◆ Problem details:
In the listing below, find each line holding "Moving" and copy it.

◆ Raw data:
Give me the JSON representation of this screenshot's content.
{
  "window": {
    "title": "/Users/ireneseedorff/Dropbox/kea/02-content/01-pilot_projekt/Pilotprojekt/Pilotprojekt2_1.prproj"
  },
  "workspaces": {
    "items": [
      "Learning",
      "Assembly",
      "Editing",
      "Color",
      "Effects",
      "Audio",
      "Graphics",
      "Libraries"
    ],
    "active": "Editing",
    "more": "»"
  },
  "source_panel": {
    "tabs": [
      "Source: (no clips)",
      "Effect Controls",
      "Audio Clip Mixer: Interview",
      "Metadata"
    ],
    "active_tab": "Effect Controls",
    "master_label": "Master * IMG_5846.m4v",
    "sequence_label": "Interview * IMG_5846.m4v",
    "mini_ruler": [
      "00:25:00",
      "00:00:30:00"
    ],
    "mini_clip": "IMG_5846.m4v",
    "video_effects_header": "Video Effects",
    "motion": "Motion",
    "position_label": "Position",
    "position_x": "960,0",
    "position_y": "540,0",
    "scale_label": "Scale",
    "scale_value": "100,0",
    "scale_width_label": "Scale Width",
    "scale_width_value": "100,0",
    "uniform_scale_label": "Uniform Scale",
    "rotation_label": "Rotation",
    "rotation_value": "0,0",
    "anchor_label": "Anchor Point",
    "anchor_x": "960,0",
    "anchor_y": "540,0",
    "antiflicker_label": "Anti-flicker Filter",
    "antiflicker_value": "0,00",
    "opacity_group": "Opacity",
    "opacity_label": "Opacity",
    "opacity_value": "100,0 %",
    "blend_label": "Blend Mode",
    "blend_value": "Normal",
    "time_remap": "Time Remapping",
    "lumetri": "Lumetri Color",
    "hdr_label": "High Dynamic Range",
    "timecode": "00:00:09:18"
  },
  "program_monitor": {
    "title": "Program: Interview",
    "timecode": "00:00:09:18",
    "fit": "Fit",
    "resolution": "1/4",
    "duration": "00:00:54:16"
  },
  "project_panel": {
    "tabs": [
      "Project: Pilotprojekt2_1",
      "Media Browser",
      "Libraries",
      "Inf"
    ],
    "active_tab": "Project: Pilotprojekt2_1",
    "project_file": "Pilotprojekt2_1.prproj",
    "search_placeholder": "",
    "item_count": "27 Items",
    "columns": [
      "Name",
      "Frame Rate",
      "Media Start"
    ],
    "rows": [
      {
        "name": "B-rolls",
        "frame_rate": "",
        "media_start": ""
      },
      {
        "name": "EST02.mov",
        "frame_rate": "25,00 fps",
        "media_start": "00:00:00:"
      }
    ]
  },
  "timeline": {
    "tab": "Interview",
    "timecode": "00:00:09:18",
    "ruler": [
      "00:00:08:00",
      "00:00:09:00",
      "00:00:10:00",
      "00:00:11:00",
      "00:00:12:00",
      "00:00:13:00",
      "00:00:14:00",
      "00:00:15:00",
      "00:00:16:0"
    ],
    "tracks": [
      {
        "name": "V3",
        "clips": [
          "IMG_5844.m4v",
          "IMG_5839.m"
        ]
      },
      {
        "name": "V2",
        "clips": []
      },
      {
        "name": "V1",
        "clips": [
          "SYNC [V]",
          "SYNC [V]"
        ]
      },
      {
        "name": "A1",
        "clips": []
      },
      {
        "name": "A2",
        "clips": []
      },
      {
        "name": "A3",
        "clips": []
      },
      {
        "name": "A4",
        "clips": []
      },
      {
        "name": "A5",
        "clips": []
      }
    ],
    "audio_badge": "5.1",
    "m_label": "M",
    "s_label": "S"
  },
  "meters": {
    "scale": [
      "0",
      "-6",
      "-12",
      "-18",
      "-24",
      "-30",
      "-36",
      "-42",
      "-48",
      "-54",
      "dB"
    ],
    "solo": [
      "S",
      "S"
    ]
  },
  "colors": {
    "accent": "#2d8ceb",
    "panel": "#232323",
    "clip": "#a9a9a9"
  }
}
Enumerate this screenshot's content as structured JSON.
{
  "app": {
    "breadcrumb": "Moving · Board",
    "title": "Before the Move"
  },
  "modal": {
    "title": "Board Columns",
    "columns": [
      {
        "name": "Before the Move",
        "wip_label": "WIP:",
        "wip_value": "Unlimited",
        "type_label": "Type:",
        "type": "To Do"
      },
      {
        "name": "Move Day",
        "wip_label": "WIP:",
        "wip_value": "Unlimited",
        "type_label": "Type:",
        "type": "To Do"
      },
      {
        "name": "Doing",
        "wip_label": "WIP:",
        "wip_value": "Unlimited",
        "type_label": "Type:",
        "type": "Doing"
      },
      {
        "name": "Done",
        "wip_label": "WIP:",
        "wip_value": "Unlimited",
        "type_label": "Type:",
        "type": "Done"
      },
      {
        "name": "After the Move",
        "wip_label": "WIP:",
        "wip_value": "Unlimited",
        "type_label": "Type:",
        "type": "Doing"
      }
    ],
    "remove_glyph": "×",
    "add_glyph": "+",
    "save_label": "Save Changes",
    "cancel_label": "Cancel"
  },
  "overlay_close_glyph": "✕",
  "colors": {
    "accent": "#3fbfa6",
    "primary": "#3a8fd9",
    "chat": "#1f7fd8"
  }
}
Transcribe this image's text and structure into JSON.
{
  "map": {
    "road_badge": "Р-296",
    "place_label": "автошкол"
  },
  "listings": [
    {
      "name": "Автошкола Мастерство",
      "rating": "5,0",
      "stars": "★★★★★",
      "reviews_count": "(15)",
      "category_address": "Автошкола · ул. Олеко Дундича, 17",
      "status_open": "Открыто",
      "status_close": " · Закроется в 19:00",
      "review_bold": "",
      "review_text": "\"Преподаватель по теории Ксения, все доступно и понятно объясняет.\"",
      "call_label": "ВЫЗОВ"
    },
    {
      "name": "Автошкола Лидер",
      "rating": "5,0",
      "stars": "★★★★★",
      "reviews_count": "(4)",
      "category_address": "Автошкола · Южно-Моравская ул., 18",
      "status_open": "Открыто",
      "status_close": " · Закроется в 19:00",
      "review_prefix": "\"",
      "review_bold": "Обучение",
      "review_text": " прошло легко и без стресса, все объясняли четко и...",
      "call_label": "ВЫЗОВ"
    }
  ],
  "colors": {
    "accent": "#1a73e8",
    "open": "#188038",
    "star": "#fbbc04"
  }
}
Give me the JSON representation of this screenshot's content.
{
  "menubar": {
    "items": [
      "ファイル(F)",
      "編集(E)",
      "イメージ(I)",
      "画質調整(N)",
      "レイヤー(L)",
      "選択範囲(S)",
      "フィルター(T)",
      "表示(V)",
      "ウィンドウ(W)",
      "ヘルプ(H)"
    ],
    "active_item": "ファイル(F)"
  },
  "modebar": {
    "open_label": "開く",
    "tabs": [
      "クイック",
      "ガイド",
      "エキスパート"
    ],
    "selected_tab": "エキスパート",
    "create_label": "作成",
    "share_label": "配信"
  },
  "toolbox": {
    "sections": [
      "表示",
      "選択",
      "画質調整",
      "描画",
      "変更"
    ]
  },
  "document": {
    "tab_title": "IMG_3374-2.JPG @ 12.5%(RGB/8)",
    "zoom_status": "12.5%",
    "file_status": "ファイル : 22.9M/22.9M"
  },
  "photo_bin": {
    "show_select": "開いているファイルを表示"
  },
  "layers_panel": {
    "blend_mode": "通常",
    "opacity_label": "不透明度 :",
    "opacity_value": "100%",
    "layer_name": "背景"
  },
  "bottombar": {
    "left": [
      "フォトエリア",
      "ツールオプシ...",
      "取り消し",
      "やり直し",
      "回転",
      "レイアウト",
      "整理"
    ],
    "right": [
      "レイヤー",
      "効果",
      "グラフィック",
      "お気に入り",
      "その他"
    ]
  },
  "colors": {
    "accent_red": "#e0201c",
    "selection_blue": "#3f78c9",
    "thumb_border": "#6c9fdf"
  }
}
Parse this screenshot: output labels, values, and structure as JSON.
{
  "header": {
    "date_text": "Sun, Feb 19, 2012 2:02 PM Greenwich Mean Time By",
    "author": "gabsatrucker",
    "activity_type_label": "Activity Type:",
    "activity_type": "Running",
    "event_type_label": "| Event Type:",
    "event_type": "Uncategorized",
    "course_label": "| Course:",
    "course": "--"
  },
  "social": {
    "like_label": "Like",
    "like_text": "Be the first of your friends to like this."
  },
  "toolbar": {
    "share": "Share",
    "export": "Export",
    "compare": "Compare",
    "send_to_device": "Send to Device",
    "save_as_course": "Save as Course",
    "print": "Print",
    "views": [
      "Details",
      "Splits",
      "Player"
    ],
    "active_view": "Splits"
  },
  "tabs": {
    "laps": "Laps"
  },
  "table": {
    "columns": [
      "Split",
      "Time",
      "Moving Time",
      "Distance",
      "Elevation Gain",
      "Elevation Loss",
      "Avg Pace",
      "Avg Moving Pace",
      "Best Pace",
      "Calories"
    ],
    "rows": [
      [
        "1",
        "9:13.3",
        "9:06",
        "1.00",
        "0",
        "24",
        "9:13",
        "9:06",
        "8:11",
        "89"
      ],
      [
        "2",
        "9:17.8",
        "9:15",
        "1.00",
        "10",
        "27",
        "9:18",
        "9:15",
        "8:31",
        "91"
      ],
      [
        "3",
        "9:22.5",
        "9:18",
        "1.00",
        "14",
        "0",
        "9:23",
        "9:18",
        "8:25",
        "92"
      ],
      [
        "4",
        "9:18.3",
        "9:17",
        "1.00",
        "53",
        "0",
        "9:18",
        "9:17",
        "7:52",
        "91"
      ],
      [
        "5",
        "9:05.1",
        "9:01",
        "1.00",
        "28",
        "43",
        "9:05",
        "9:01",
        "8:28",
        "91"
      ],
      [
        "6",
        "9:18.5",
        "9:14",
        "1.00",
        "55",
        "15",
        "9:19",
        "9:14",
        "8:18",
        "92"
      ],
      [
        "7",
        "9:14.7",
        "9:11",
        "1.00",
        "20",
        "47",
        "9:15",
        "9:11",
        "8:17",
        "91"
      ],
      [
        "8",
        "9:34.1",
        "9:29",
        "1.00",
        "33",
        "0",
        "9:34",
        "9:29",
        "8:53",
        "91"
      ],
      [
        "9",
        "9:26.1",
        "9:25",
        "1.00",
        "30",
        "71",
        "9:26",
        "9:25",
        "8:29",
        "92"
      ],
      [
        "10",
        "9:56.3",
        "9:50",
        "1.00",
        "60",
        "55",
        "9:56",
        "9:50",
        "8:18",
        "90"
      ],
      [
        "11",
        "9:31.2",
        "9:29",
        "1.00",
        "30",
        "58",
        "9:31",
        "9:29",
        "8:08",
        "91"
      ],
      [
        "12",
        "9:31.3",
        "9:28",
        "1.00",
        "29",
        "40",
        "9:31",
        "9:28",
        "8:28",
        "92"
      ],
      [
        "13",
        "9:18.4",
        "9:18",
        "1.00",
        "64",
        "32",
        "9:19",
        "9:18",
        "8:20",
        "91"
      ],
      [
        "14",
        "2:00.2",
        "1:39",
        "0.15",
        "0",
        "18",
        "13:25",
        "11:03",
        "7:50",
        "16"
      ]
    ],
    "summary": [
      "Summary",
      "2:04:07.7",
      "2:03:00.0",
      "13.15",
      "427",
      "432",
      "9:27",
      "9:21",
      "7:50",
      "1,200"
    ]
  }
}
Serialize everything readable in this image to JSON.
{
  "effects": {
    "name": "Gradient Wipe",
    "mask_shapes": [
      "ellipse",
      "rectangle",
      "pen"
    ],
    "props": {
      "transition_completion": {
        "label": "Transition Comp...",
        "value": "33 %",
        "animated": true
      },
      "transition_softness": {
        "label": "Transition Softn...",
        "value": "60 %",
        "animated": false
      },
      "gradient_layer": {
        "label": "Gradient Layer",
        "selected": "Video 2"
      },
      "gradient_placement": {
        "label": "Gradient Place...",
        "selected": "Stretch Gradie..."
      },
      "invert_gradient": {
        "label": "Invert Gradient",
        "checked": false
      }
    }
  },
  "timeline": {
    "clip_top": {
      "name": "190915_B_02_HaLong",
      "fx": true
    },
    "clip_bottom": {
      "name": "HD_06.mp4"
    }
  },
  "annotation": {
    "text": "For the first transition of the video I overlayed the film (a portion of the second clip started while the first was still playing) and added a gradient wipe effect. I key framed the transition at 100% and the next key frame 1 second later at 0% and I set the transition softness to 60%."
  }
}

◆ Response to the exercise:
    "breadcrumb": "Moving · Board",
      "Moving Time",
      "Avg Moving Pace",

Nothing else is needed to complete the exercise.